Anal Fissure

An anal fissure is a tear in the lining of the anus, the opening where your bowel movements come out. Anal fissures cause pain, especially during a bowel movement.

There is a muscle that wraps around the anus and holds it shut. It is called the “anal sphincter.” The sphincter gets tense when the anus is injured. In people with anal fissures, the sphincter goes into spasms, which can lead to further injury.

An anal fissure is most often caused by having a hard, dry bowel movement.

Most people who have an anal fissure feel a tearing, ripping, or burning pain when they have a bowel movement. This pain can last for hours. Some people also bleed slightly when they have a bowel movement. They might see bright red blood on the toilet paper or on the surface of the bowel movement. Some people with an anal fissure also have itching or irritation around the anus.

Yes. See your doctor or nurse if you bleed when you have a bowel movement.

Your doctor or nurse can check whether you have anal fissure by gently spreading your buttocks apart and looking at your anus.

If you have had bleeding, your doctor or nurse might send you for more testing after the fissure has healed. This involves a “sigmoidoscopy” or “colonoscopy” . For these tests, the doctor puts a thin tube into your anus and up into your colon. The tube has a camera attached to it, so the doctor can look inside your colon and check for causes of bleeding.

For the first month of treatment, doctors recommend trying to keep your bowel movements soft so they are easier to pass. To do this, you can:

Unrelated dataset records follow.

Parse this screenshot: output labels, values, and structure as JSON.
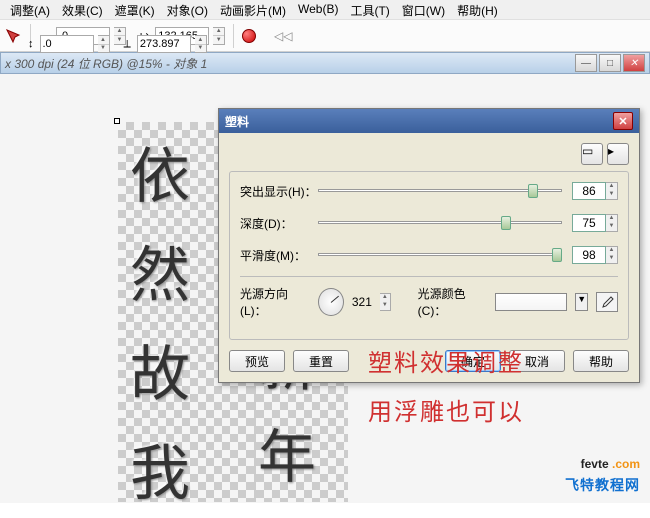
{
  "menu": [
    "调整(A)",
    "效果(C)",
    "遮罩(K)",
    "对象(O)",
    "动画影片(M)",
    "Web(B)",
    "工具(T)",
    "窗口(W)",
    "帮助(H)"
  ],
  "toolbar": {
    "x": ".0",
    "y": ".0",
    "w": "132.165",
    "h": "273.897"
  },
  "doc_title": "x 300 dpi (24 位 RGB) @15% - 对象 1",
  "dialog": {
    "title": "塑料",
    "sliders": [
      {
        "label": "突出显示(H)：",
        "value": "86",
        "pos": 86
      },
      {
        "label": "深度(D)：",
        "value": "75",
        "pos": 75
      },
      {
        "label": "平滑度(M)：",
        "value": "98",
        "pos": 98
      }
    ],
    "direction_label": "光源方向(L)：",
    "direction_value": "321",
    "color_label": "光源颜色(C)：",
    "preview": "预览",
    "reset": "重置",
    "ok": "确定",
    "cancel": "取消",
    "help": "帮助"
  },
  "annotation1": "塑料效果调整",
  "annotation2": "用浮雕也可以",
  "watermark_main": "fevte",
  "watermark_dot": ".com",
  "watermark_sub": "飞特教程网",
  "chars_left": [
    "依",
    "然",
    "故",
    "我"
  ],
  "chars_right": [
    "新",
    "年"
  ]
}
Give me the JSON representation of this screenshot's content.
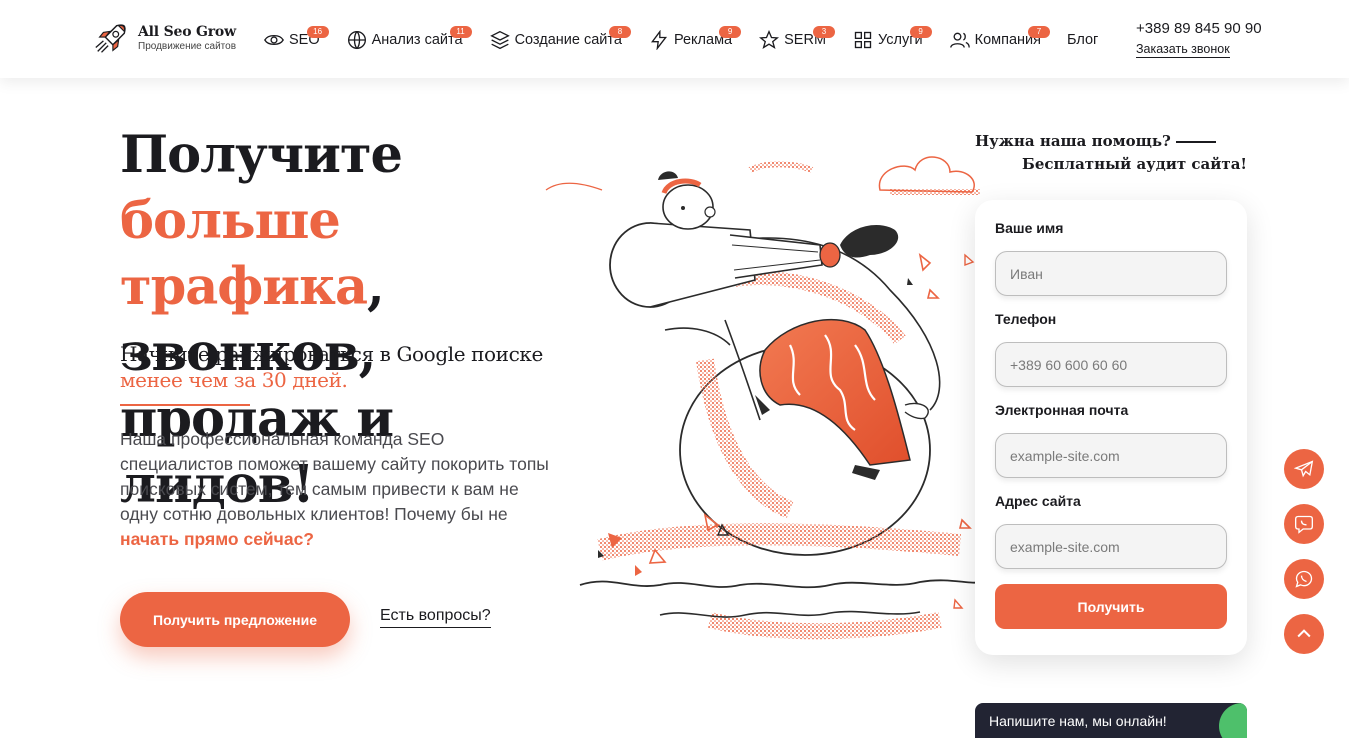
{
  "brand": {
    "name": "All Seo Grow",
    "tagline": "Продвижение сайтов"
  },
  "nav": {
    "items": [
      {
        "label": "SEO",
        "badge": "16",
        "icon": "eye-icon"
      },
      {
        "label": "Анализ сайта",
        "badge": "11",
        "icon": "globe-icon"
      },
      {
        "label": "Создание сайта",
        "badge": "8",
        "icon": "layers-icon"
      },
      {
        "label": "Реклама",
        "badge": "9",
        "icon": "lightning-icon"
      },
      {
        "label": "SERM",
        "badge": "3",
        "icon": "star-icon"
      },
      {
        "label": "Услуги",
        "badge": "9",
        "icon": "grid-icon"
      },
      {
        "label": "Компания",
        "badge": "7",
        "icon": "users-icon"
      },
      {
        "label": "Блог"
      }
    ]
  },
  "contact": {
    "phone": "+389 89 845 90 90",
    "callback": "Заказать звонок"
  },
  "hero": {
    "title_part1": "Получите ",
    "title_accent": "больше трафика",
    "title_part2": ", звонков, продаж и лидов!",
    "subtitle": "Начните ранжироваться в Google поиске",
    "subtitle_accent": "менее чем за 30 дней.",
    "description": "Наша профессиональная команда SEO специалистов поможет вашему сайту покорить топы поисковых систем, тем самым привести к вам не одну сотню довольных клиентов! Почему бы не ",
    "description_accent": "начать прямо сейчас?",
    "cta": "Получить предложение",
    "questions": "Есть вопросы?"
  },
  "form": {
    "help_line1": "Нужна наша помощь?",
    "help_line2": "Бесплатный аудит сайта!",
    "fields": [
      {
        "label": "Ваше имя",
        "placeholder": "Иван"
      },
      {
        "label": "Телефон",
        "placeholder": "+389 60 600 60 60"
      },
      {
        "label": "Электронная почта",
        "placeholder": "example-site.com"
      },
      {
        "label": "Адрес сайта",
        "placeholder": "example-site.com"
      }
    ],
    "submit": "Получить"
  },
  "side_buttons": [
    "telegram-icon",
    "viber-icon",
    "whatsapp-icon",
    "arrow-up-icon"
  ],
  "chat": {
    "text": "Напишите нам, мы онлайн!"
  },
  "colors": {
    "accent": "#ec6543",
    "text": "#1b1b1f",
    "chat_bg": "#222433",
    "online": "#4ec06b"
  }
}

  • Take fiber supplements along with plenty of water. Supplements include:
  • Psyllium(sample brand name: Metamucil)
  • Methylcellulose(sample brand name: Citrucel)
  • Calcium polycarbophil(sample brand name: FiberCon)
  • Wheat dextrin(sample brand name: Benefiber)
  • Take a stool softener if the fiber supplements are not enough. An example of a stool softener is docusate(sample brand name: Colace).

Your doctor can also prescribe a medicine that relaxes the anal sphincter muscle. This helps the fissure heal. The most commonly used medicine is nitroglycerin or nifedipine cream. You will need smear the cream around the fissure twice a day every day. It’s important to keep doing this for as long as your doctor tells you to, even if you do not have pain every day. This will allow your fissure to heal completely.

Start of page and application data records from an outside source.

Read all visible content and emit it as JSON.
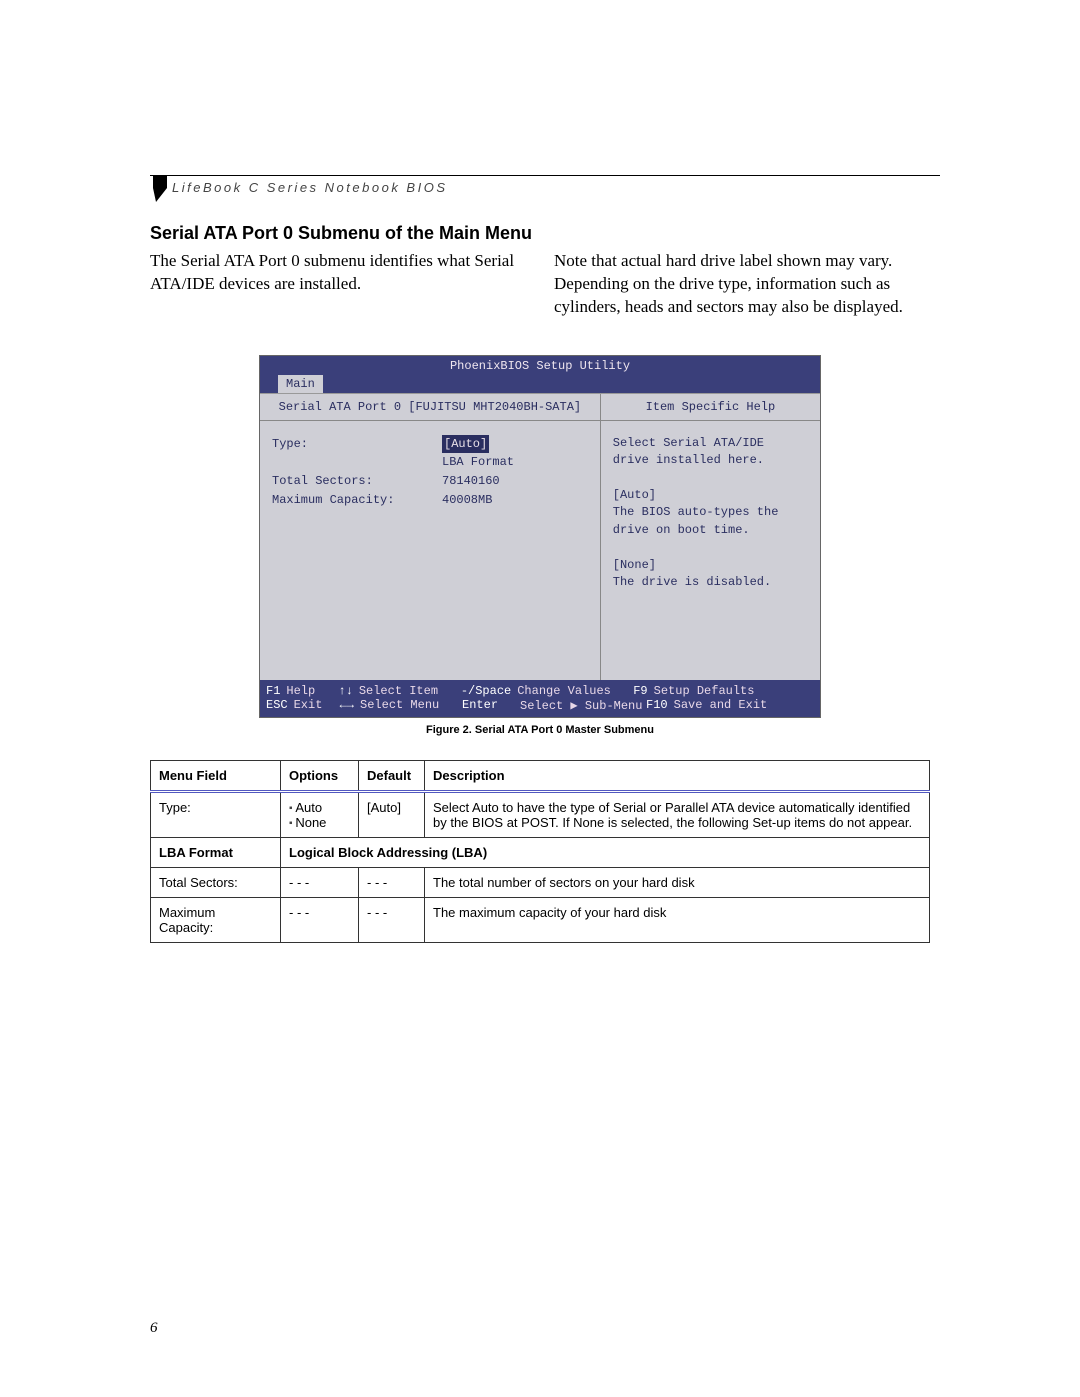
{
  "running_header": "LifeBook C Series Notebook BIOS",
  "section_title": "Serial ATA Port 0 Submenu of the Main Menu",
  "para_left": "The Serial ATA Port 0 submenu identifies what Serial ATA/IDE devices are installed.",
  "para_right": "Note that actual hard drive label shown may vary. Depending on the drive type, information such as cylinders, heads and sectors may also be displayed.",
  "bios": {
    "app_title": "PhoenixBIOS Setup Utility",
    "tab": "Main",
    "left_title": "Serial ATA Port 0 [FUJITSU MHT2040BH-SATA]",
    "right_title": "Item Specific Help",
    "rows": {
      "type_label": "Type:",
      "type_value": "[Auto]",
      "lba_label": "",
      "lba_value": "LBA Format",
      "sectors_label": "Total Sectors:",
      "sectors_value": "78140160",
      "capacity_label": "Maximum Capacity:",
      "capacity_value": "40008MB"
    },
    "help_text": "Select Serial ATA/IDE\ndrive installed here.\n\n[Auto]\nThe BIOS auto-types the\ndrive on boot time.\n\n[None]\nThe drive is disabled.",
    "foot": {
      "r1a": "F1",
      "r1b": "Help",
      "r1c": "↑↓",
      "r1d": "Select Item",
      "r1e": "-/Space",
      "r1f": "Change Values",
      "r1g": "F9",
      "r1h": "Setup Defaults",
      "r2a": "ESC",
      "r2b": "Exit",
      "r2c": "←→",
      "r2d": "Select Menu",
      "r2e": "Enter",
      "r2f": "Select ▶ Sub-Menu",
      "r2g": "F10",
      "r2h": "Save and Exit"
    }
  },
  "figure_caption": "Figure 2.  Serial ATA Port 0 Master Submenu",
  "table": {
    "headers": {
      "c1": "Menu Field",
      "c2": "Options",
      "c3": "Default",
      "c4": "Description"
    },
    "rows": [
      {
        "field": "Type:",
        "options": [
          "Auto",
          "None"
        ],
        "default": "[Auto]",
        "desc": "Select Auto to have the type of Serial or Parallel ATA device automatically identified by the BIOS at POST. If None is selected, the following Set-up items do not appear."
      },
      {
        "field": "LBA Format",
        "options_text": "",
        "default": "",
        "desc": "Logical Block Addressing (LBA)",
        "bold_row": true
      },
      {
        "field": "Total Sectors:",
        "options_text": "- - -",
        "default": "- - -",
        "desc": "The total number of sectors on your hard disk"
      },
      {
        "field": "Maximum Capacity:",
        "options_text": "- - -",
        "default": "- - -",
        "desc": "The maximum capacity of your hard disk"
      }
    ]
  },
  "page_number": "6"
}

You can also soak your buttocks in 2 or 3 inches of warm water. This is called taking a “sitz bath.” Sitz baths can help relieve pain by relaxing the sphincter. If you find that Sitz bath helps, do it 2 to 3 times a day for 10 to 15 minutes. Do not add soap, bubble bath, or anything else to the water.

If these steps to do not work in 1 to 2 months, doctors can try other treatments, such as:

  • Botulinum toxin (“BoTox”) – This is a shot that can help the anal sphincter muscle relax and heal. It can help, but it can also cause short-term problems with leaking of gas or bowel movements.
  • Surgery – During surgery, the doctor makes a small cut in the sphincter to help it relax. This surgery works in most patients, but doctors offer it only to people who do not get better with other treatments. Surgery can cause lasting problems with leaking of gas or bowel movements.